Now think about how billing works in your law firm.
When a client comes to you with a problem, a serious problem, what do your billing practices say about the way you address that problem?
Now I have just one more question for you:
If you felt the least bit uncomfortable with the doctor analogy above, how do you think your clients feel when they come to you with a serious issue and you start punching a time clock?
Diversity is Critical in Marketing for Lawyers
Diversity is important in all aspects of life. For the purposes of this discussion, we are not going to get into racial diversity (although that is extremely important). In this article we will discuss diversity as it relates specifically to marketing for lawyers. There are three aspects of marketing diversity that are critical to the success of a law firm. These are: Diversity in case selection, client industry and pricing. Let’s explore each of these three areas.
One of the first things we teach our clients is that they must focus on a specific market niche in order to command fee premiums and differentiate their law firm from their competitors. You can imagine the strange looks I get when I raise the subject of case or matter diversity with those same attorneys.
Although niche marketing is a critical component of marketing for lawyers, it is wise to have two or three areas of expertise within your niche.
For example: A Transactional Immigration attorney can specialize in obtaining visas for people with extraordinary ability and in obtaining visas for temporary foreign workers. Artists, athletes and scientists will be attracted to this attorney because of the first specialty, while international hotel chains will be interested in working with him because of the second.
The diversity of this approach helps hedge against a limit (natural or imposed) being placed upon either of these programs. There are dozens of examples of this in just about every practice area.
Diversity of Client Industry
If you work with clients in only one industry you will eventually get burned. This is particularly true of lawyers in business-to-business transactional practices. I have come across several lawyers who worked only with auto companies for their entire career.

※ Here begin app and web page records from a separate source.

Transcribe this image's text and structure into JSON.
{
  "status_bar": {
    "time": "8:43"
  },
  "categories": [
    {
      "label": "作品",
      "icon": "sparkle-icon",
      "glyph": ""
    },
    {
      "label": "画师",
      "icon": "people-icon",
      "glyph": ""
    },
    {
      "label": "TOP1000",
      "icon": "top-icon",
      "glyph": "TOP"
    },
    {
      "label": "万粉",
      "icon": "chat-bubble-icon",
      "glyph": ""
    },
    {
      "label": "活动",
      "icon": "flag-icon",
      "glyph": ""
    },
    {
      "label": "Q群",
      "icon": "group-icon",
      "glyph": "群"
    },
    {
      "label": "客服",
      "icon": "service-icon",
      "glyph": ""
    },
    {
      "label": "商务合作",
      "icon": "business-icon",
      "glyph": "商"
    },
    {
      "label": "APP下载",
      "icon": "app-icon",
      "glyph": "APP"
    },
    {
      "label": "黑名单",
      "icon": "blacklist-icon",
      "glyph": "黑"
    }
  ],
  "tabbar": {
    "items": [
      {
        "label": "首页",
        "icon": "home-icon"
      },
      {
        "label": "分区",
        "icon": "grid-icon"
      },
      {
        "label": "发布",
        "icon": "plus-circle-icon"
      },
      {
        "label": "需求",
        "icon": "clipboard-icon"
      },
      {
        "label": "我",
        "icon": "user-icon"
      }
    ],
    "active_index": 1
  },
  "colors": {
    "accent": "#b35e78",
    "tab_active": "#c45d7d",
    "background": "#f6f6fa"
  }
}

Those lawyers are struggling now.
In some of the consumer law practices (criminal defense, family law, probate law) you may think there is an immunity from falling victim to “more of the same”. This is true to a certain extent – unless you live in a company town and the company moves or closes up. Bethlehem, Pennsylvania, Detroit, Michigan and Hartford, Connecticut are all serious examples of this situation.
No discussion of marketing for lawyers can ever be complete without bring up the subject of fees. Fee diversity (pricing diversity) is another critical element of law firm success. A good rule of thumb is: No one client should make up more than 10% of your revenue. The reason for this is to avoid waking up one day to find out that a huge portion of your law practice just fired you. Big revenue clients, clients that allow you to pile up the billable hours, should always be part of a marketing plan for lawyers. But careful attention must be paid to the mix of clients. A good law firm always has its ranks stocked with clients at all pricing levels.
Diversity in this context is critical to the success of any law firm. If you are developing a marketing plan make sure you take into account the mix of clients by industry, case type and price. If you don’t you may wake up one day to find out you need to start from scratch.